Work to be completed:
Pick out each line in these entries that contains the string "grid".

Data:
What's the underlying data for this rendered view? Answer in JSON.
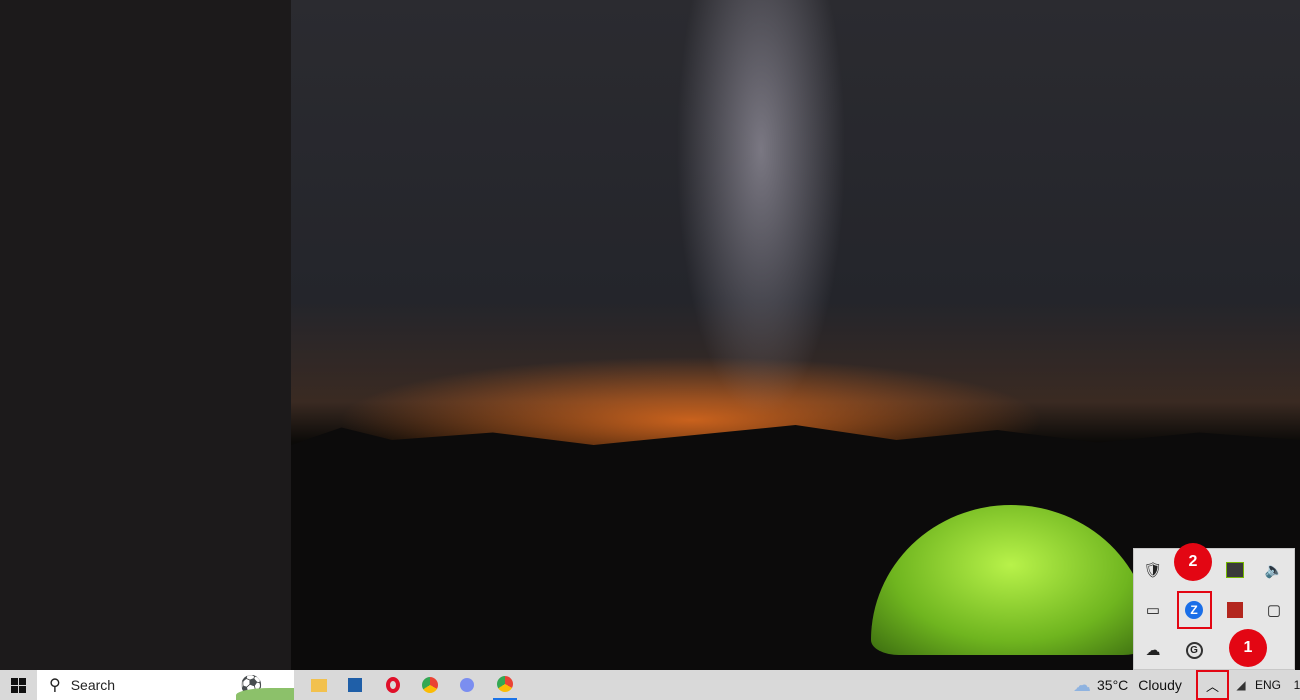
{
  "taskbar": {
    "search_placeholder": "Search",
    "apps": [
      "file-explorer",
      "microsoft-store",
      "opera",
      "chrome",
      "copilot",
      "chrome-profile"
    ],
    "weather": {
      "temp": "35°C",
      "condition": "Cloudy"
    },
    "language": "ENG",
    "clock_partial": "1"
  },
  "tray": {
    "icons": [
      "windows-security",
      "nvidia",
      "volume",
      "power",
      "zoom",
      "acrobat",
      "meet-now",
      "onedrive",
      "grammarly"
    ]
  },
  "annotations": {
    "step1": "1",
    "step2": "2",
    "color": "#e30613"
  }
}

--

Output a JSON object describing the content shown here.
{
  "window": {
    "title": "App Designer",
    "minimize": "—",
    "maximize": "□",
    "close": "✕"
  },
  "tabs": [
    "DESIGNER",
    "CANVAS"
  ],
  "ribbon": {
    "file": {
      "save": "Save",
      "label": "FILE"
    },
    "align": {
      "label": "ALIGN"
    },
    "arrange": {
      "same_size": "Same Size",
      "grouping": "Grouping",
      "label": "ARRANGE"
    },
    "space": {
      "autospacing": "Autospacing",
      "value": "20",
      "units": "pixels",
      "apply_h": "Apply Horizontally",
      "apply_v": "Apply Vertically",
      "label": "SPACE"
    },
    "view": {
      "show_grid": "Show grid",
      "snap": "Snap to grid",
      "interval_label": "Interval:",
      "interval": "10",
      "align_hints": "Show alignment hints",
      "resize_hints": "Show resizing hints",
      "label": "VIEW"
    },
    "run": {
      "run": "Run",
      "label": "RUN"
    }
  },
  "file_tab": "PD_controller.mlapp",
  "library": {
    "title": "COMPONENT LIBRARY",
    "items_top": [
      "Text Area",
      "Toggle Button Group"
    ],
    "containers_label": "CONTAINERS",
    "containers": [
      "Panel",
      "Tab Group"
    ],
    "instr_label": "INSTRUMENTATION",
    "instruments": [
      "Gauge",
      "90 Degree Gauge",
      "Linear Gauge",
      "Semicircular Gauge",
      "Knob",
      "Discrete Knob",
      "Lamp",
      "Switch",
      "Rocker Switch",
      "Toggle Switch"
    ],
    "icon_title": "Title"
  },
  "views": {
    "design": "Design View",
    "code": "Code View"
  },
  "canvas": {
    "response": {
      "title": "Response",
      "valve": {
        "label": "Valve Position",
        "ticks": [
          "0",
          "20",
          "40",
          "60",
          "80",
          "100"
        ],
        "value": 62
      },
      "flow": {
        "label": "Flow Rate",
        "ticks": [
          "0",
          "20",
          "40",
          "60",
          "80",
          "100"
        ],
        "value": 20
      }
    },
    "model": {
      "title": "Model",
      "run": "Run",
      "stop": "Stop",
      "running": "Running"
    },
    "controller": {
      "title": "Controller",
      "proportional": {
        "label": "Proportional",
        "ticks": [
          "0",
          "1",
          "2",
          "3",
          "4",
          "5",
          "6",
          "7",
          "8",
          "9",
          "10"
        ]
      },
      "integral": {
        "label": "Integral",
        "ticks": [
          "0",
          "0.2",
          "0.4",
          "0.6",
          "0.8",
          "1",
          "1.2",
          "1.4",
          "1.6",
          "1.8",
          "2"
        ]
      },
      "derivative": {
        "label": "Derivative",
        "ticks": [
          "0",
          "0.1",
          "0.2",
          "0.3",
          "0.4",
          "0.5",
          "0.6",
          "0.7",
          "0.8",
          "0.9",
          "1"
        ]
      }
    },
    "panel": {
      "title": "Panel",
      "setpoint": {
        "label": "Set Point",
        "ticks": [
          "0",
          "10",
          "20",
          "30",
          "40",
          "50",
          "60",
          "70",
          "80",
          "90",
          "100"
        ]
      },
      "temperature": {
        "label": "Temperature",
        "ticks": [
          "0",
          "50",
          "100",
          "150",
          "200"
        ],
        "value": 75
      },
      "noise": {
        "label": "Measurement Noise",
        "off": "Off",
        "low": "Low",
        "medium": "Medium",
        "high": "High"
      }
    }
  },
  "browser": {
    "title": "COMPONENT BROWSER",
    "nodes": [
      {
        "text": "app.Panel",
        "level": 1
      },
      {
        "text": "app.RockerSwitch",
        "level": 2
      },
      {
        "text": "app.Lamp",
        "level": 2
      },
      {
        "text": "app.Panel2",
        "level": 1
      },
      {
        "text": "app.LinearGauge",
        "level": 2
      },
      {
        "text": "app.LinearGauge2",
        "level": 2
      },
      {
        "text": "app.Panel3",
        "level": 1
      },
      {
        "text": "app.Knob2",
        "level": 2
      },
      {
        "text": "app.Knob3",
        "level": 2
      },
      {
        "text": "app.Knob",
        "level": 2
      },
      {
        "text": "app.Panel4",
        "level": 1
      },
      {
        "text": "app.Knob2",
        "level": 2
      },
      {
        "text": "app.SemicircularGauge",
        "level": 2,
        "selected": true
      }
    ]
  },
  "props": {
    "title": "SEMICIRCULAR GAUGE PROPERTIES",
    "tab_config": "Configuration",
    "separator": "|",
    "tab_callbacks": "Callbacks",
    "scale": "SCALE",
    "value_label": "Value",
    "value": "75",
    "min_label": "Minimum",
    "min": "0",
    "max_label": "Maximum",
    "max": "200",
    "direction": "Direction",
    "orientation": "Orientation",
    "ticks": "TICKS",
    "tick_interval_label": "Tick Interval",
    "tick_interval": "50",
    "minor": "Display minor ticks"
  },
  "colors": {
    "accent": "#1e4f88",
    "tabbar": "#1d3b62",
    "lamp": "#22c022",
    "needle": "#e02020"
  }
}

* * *

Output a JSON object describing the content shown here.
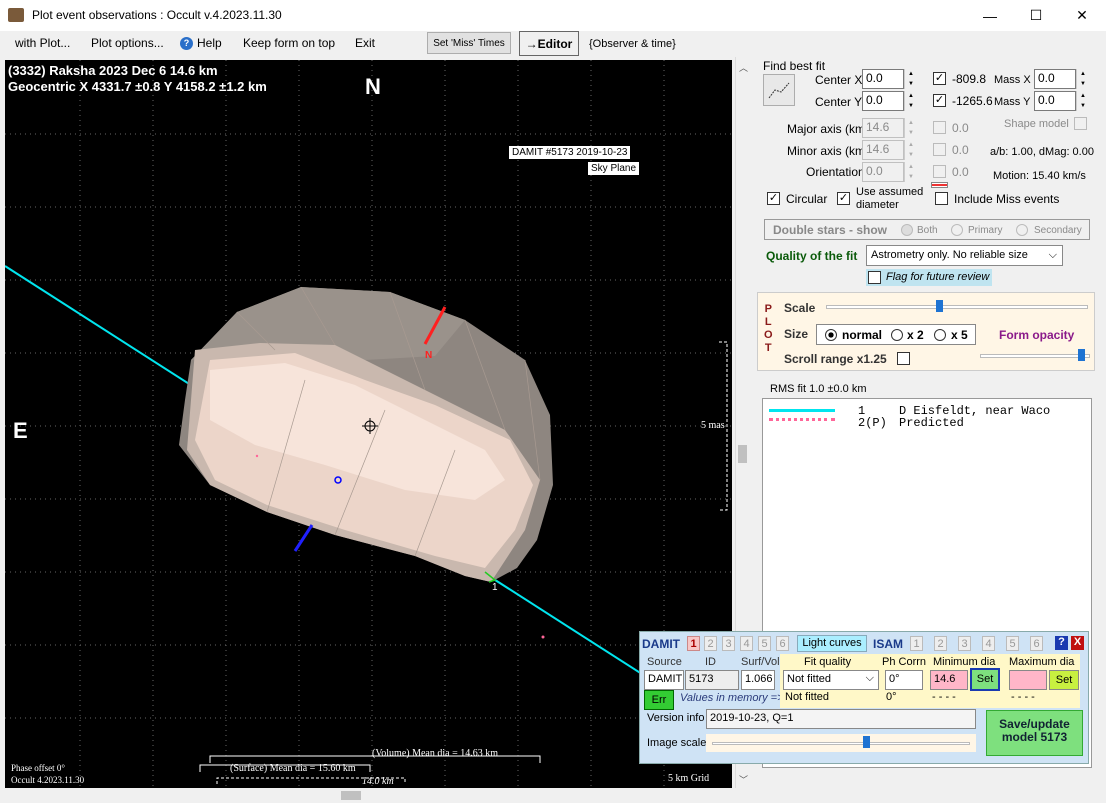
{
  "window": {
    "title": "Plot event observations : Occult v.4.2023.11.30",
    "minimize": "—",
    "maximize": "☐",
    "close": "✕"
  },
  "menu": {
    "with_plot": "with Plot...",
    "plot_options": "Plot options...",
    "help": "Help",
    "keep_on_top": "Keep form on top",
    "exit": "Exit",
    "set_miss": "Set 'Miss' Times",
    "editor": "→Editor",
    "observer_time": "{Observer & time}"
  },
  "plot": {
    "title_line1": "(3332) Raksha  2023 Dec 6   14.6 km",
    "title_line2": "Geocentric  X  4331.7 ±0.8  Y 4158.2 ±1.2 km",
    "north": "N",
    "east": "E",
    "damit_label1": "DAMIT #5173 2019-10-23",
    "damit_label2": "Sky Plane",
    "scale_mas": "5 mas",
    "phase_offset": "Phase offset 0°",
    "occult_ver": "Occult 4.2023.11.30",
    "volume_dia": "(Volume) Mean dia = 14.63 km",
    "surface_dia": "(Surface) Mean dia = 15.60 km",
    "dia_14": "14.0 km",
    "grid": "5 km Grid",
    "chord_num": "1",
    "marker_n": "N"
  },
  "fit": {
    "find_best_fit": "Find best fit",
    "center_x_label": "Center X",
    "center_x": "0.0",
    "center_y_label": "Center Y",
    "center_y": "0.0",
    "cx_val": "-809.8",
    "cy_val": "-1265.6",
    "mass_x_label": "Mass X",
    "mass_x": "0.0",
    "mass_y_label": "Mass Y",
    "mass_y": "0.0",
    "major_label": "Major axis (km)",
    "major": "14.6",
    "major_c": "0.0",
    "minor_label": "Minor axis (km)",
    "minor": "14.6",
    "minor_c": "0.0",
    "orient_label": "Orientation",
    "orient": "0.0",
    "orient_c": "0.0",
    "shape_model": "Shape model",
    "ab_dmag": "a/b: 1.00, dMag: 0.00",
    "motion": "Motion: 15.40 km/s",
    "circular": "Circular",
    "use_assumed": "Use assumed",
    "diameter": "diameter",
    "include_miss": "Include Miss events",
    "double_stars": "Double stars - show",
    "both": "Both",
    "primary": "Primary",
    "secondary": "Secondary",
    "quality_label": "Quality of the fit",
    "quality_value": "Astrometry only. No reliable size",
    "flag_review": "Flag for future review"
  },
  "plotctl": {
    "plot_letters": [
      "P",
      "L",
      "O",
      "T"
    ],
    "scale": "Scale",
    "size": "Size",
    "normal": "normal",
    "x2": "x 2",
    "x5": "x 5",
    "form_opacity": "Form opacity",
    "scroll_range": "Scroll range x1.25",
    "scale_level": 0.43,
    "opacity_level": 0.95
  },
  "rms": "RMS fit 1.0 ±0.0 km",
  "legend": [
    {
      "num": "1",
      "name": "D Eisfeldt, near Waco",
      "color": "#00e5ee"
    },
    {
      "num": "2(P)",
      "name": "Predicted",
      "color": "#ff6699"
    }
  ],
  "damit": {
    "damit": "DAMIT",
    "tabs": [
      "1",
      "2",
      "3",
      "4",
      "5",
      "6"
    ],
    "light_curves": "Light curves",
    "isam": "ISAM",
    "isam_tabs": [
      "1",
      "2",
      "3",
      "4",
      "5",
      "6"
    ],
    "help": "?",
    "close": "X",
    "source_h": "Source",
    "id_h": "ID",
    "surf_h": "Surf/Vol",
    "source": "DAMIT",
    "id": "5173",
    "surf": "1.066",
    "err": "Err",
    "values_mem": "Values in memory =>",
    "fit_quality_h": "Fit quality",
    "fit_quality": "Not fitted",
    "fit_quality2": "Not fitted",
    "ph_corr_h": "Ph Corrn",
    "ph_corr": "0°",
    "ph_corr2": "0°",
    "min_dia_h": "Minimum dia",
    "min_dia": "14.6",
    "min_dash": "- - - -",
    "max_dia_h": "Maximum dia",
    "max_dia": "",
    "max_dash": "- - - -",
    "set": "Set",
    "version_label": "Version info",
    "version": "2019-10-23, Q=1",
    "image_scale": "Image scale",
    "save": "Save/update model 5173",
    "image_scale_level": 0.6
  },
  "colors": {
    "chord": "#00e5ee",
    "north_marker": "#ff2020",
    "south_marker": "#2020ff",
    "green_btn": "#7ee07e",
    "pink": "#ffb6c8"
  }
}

Exercise response:
      "show_grid": "Show grid",
      "snap": "Snap to grid",
    "grid": "5 km Grid",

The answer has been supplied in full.